"This statement, in itself, is strange, and causes those following the situation to wonder: Is the U.S. secretary of state well-informed about what is happening on the ground [in Bahrain]? This is because she sounds more like the Iranian foreign minister than like the U.S. [secretary of state]...
"After all, Peninsula Shield Force troops entered Bahrain in accordance with GCC agreements, and their mission is to maintain the security of Bahrain's infrastructure – because they are security forces, not military personnel!... Ms. Hillary said that the Gulf states made a mistake in getting involved in Bahrain, despite all the clear and explicit agreements and pacts between the GCC states signed over two decades ago. Yet she permits herself to interfere in Bahraini domestic affairs? This is truly an embarrassment!
"What is even more curious is that in the very same interview, the U.S. secretary of state said, "We need Arab leadership and Arab participation in whatever the U.N. decides to do [regarding Libya]." So how can the involvement of [neighboring countries in Bahrain], that are united by pacts and a joint council [i.e. the GCC], be considered a mistake and undesirable – while at the same time the U.S. demands Arab involvement in Libya? What could be more contradictory than this?
Clinton's Statements More Like What We'd Expect to Hear from the Iranian Foreign Minister
"Of course, the questions regarding the U.S. secretary of state's statements do not stop here. Is Hillary Clinton aware of the fact that the Shi'ite opposition in Bahrain occupied the Salmaniya Medical Complex in Manama and allowed only Shi'ites to receive treatment there? Did the U.S. secretary [of state] hear about the clashes in some Bahraini schools between Sunni and Shi'ite students? Is the U.S. secretary [of state] aware that the entire country has been paralyzed [by these protests]? Is the U.S. secretary [of state] aware that Bahrain has not only Shi'ites, but Sunnis as well, and that therefore all demands for reform regarding the composition of Bahrain – indeed, of any country – must follow a national consensus, not a sectarian one?
"When the U.S. secretary [of state] talks about the necessity of dialogue, and demands that the Bahraini government initiate dialogue [with the opposition,] is she aware that it is the Bahraini government that has been calling on the Shi'ite opposition to sit down and engage in dialogue, ever since this crisis began?
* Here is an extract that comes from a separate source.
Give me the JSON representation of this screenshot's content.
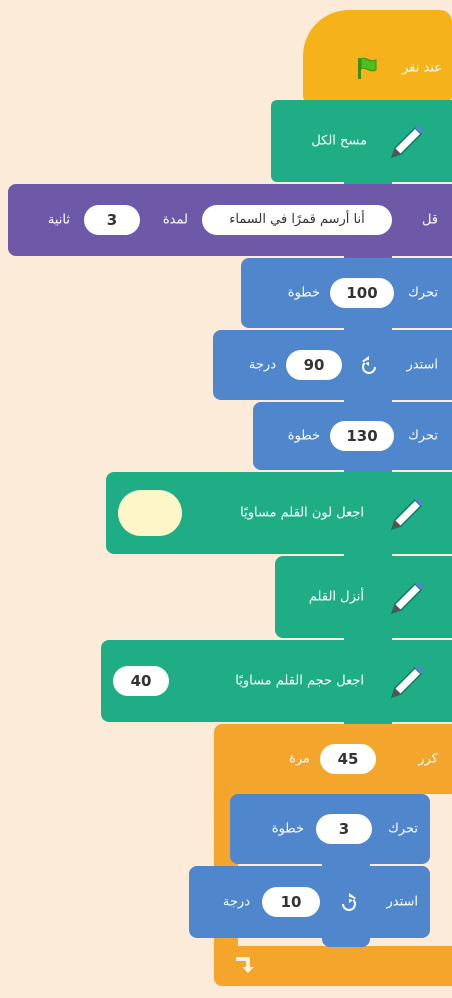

Indeed, [is she aware] that the Bahraini king charged the crown prince with conducting a dialogue [with the opposition], and the only response from the Bahraini opposition was rejection, and increased demands, to the point of calling for the establishment of a Republic of Bahrain?
"Therefore, the best thing that can be said about U.S. Secretary of State Hillary Clinton's statements, which are more like what we'd expect to hear from the Iranian foreign minister, is that either they indicate that she is unaware of what is happening on the ground in Bahrain, or that they are aimed solely at scoring public opinion points – especially since they came after security forces had managed to disperse the demonstrators and liberate Bahrain's main roads and the Salmaniya Medical Complex. [A third possibility is that] such statements reveal the degree to which Washington is floundering in the region!
"Whatever the reason, each one is worse than the last."